Cooper directed the movie himself, working from a script he co-wrote with Eric Roth and Will Fetters, and to say that he does a good job would be to understate his accomplishment. As a filmmaker, Bradley Cooper gets right onto the high wire, staging scenes that take their time and play out with a shaggy intimacy that’s shorn of the usual “beats.” The new Star Is Born is a total emotional knockout, but it’s also a movie that gets you to believe, at every step, in the complicated rapture of the story it’s telling.
The Wrap’s Alonso Duralde praises the film’s soundtrack, which features songs co-written by Cooper and Lady Gaga and will no doubt be in Oscar contention next year. “I rate Garland’s performance of ‘The Man That Got Away’ as one of the all-time great musical performances on celluloid, so I mean it as high praise when I say that while none of the numbers in this version surpasses that moment, some of them come shockingly close,” he writes.
And while many reviews point out the strong supporting cast—which includes Dave Chappelle, Andrew Dice Clay, and Sam Elliott—nearly every review makes one thing clear: It’s Gaga’s movie.
So why watch A Star Is Born in 2018, when Cooper’s directorial debut is premiering in Venice as part of a world tour that’s clearly meant to crescendo on a certain stage in Hollywood next year?
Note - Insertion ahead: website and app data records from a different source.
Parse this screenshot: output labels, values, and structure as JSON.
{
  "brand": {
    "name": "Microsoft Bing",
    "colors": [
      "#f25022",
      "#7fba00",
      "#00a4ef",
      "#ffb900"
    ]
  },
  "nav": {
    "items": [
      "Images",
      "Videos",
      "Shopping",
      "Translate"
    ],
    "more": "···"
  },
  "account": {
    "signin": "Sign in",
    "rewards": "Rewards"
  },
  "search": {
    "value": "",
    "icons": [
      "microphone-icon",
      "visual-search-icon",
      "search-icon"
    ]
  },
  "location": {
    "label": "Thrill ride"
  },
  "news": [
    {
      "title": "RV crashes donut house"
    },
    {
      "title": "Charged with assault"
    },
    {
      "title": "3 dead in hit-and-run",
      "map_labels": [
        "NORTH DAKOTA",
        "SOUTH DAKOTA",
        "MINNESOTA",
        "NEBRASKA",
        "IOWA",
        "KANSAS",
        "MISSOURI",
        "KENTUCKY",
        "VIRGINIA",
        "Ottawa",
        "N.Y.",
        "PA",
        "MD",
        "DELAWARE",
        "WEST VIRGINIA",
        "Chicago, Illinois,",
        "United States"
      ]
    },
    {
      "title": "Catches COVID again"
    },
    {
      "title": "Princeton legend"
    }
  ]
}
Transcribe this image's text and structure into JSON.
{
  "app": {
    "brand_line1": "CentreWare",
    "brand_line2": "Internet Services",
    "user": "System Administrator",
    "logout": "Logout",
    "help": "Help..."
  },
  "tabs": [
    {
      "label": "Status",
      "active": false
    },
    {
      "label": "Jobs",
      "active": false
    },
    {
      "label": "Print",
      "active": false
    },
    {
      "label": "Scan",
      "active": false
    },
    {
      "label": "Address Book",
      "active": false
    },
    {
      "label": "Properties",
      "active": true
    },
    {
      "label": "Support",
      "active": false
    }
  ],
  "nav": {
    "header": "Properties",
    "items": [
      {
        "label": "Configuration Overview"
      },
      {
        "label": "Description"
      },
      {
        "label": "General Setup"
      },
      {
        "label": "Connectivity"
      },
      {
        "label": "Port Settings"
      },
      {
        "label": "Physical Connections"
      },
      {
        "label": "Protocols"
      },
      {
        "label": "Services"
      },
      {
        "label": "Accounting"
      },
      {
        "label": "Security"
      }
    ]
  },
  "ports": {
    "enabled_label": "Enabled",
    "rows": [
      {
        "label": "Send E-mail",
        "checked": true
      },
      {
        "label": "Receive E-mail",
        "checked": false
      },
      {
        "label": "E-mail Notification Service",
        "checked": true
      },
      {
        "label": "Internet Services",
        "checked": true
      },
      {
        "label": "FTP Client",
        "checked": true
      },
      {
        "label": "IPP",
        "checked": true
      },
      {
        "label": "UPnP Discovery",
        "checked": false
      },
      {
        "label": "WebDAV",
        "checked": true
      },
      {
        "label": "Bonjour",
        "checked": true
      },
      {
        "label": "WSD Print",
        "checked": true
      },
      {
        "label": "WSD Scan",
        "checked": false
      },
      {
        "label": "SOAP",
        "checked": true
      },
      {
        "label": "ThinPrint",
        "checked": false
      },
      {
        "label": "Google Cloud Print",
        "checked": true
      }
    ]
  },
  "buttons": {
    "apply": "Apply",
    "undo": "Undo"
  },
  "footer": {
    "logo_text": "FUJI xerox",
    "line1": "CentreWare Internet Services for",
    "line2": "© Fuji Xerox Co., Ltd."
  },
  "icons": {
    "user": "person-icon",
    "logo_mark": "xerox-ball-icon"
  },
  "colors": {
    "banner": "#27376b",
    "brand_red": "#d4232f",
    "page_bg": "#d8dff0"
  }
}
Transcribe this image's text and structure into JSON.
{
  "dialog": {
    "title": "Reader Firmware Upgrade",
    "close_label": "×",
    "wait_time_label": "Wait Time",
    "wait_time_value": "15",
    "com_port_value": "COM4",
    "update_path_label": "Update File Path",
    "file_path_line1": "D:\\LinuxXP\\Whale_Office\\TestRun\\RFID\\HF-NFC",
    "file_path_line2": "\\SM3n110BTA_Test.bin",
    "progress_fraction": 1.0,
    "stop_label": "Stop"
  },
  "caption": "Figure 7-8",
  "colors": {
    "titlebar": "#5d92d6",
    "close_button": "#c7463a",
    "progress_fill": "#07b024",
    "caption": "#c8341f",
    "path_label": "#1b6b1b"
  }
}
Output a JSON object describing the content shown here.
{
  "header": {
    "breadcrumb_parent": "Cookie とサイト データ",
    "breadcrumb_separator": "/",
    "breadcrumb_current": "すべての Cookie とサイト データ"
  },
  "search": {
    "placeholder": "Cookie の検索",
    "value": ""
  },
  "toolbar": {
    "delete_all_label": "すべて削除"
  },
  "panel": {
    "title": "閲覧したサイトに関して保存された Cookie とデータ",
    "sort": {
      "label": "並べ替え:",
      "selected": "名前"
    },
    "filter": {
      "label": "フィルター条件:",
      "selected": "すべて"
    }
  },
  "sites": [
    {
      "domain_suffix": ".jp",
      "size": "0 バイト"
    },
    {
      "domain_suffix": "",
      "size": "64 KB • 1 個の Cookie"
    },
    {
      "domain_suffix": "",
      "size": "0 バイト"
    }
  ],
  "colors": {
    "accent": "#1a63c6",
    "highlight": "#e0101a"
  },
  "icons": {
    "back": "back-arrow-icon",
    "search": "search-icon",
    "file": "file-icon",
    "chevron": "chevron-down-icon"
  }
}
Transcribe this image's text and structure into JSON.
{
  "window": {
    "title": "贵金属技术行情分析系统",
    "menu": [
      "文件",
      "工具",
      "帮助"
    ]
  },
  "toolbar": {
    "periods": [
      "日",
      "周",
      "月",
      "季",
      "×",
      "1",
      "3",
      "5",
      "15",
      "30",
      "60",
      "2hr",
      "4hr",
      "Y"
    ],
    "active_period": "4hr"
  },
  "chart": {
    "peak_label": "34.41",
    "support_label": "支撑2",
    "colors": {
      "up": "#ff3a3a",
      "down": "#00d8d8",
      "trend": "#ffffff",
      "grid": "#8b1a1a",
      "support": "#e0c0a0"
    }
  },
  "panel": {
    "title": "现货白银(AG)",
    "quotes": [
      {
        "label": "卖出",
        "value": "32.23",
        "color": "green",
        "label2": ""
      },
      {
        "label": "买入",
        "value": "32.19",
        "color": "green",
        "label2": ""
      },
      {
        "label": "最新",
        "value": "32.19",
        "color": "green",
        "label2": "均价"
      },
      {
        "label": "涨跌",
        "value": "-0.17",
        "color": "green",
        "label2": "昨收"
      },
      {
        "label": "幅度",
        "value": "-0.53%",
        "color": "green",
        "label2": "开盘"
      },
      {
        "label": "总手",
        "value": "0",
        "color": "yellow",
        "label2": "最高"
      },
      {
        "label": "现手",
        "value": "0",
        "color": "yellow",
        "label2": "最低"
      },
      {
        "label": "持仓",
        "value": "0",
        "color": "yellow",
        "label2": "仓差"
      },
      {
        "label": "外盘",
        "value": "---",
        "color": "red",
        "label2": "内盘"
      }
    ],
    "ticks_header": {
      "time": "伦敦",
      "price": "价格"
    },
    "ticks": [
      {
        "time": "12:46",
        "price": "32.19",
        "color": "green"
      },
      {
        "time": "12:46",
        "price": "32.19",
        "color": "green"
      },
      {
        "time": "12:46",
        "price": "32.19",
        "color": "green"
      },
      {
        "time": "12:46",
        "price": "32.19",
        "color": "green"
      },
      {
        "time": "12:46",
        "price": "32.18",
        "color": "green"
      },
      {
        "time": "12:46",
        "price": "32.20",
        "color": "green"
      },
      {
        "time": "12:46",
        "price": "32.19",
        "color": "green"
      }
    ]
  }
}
The answer, it turns out, is Gaga. Already a Golden Globe winner for her work on American Horror Story, the pop star is resplendent as a diamond-in-the-rough singer whose booming voice and subtle expressions would make her predecessors proud.
Time’s Stephanie Zacharek naturally compares Gaga to her predecessors:
If you’re looking for comparisons to Janet Gaynor, Judy Garland or Barbara Streisand, the other Star Is Born stars … Gaga isn’t much like any of them: She’s more like Liza Minnelli, who channeled some of her mother’s fragility but tempered it with pluckiness. When Gaga’s Ally sings, she’s less a creature from over the rainbow than a sprite from another world who has quickly learned the ropes of our own fire and earth.
And EW’s Leah Greenblatt highlights Gaga’s stripped-down look, which makes the glam pop star believable as a struggling singer-songwriter:
Gaga’s serious-actress transformation for her first major film role will undoubtedly lead the conversation, and she deserves praise for her restrained, human-scale performance as a singer whose real-girl vulnerability feels miles away from the glittery meat-dress delirium of her own stage persona.
While the mostly positive reviews offer some predictable critiques—the film’s running time is too long at 135 minutes, and the regurgitated plot is fairly predictable—the high praise for Cooper’s direction, Gaga’s performance, and the pair’s on-screen chemistry is pretty ecstatic. As we enter Oscar season, A Star Is Born is already leading the pack and earning its place among its previous versions.